***** SOURCE MATERIAL

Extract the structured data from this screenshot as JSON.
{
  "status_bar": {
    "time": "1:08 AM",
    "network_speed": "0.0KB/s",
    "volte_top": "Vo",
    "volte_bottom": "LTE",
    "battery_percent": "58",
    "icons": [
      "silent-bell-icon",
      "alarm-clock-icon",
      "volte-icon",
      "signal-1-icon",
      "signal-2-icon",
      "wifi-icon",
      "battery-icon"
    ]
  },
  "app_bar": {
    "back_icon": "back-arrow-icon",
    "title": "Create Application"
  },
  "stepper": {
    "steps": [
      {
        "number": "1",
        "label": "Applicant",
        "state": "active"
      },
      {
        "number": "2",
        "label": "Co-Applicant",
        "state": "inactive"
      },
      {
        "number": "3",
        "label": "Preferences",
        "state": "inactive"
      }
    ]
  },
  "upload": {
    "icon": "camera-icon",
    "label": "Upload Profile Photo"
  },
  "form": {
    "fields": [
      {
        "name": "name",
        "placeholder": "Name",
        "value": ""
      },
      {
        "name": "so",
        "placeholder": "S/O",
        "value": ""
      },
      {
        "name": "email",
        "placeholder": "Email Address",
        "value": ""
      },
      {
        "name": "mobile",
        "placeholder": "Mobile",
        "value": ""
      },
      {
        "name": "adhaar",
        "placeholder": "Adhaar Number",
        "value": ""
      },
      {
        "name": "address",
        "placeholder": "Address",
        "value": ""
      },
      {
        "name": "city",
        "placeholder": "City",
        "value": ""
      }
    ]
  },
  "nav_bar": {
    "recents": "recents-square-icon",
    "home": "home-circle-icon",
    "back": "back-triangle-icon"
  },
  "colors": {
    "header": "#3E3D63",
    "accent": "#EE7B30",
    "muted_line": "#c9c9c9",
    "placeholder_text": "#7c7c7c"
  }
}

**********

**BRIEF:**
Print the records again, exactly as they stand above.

**ANSWER FOR THE TASK:**
Extract the structured data from this screenshot as JSON.
{
  "status_bar": {
    "time": "1:08 AM",
    "network_speed": "0.0KB/s",
    "volte_top": "Vo",
    "volte_bottom": "LTE",
    "battery_percent": "58",
    "icons": [
      "silent-bell-icon",
      "alarm-clock-icon",
      "volte-icon",
      "signal-1-icon",
      "signal-2-icon",
      "wifi-icon",
      "battery-icon"
    ]
  },
  "app_bar": {
    "back_icon": "back-arrow-icon",
    "title": "Create Application"
  },
  "stepper": {
    "steps": [
      {
        "number": "1",
        "label": "Applicant",
        "state": "active"
      },
      {
        "number": "2",
        "label": "Co-Applicant",
        "state": "inactive"
      },
      {
        "number": "3",
        "label": "Preferences",
        "state": "inactive"
      }
    ]
  },
  "upload": {
    "icon": "camera-icon",
    "label": "Upload Profile Photo"
  },
  "form": {
    "fields": [
      {
        "name": "name",
        "placeholder": "Name",
        "value": ""
      },
      {
        "name": "so",
        "placeholder": "S/O",
        "value": ""
      },
      {
        "name": "email",
        "placeholder": "Email Address",
        "value": ""
      },
      {
        "name": "mobile",
        "placeholder": "Mobile",
        "value": ""
      },
      {
        "name": "adhaar",
        "placeholder": "Adhaar Number",
        "value": ""
      },
      {
        "name": "address",
        "placeholder": "Address",
        "value": ""
      },
      {
        "name": "city",
        "placeholder": "City",
        "value": ""
      }
    ]
  },
  "nav_bar": {
    "recents": "recents-square-icon",
    "home": "home-circle-icon",
    "back": "back-triangle-icon"
  },
  "colors": {
    "header": "#3E3D63",
    "accent": "#EE7B30",
    "muted_line": "#c9c9c9",
    "placeholder_text": "#7c7c7c"
  }
}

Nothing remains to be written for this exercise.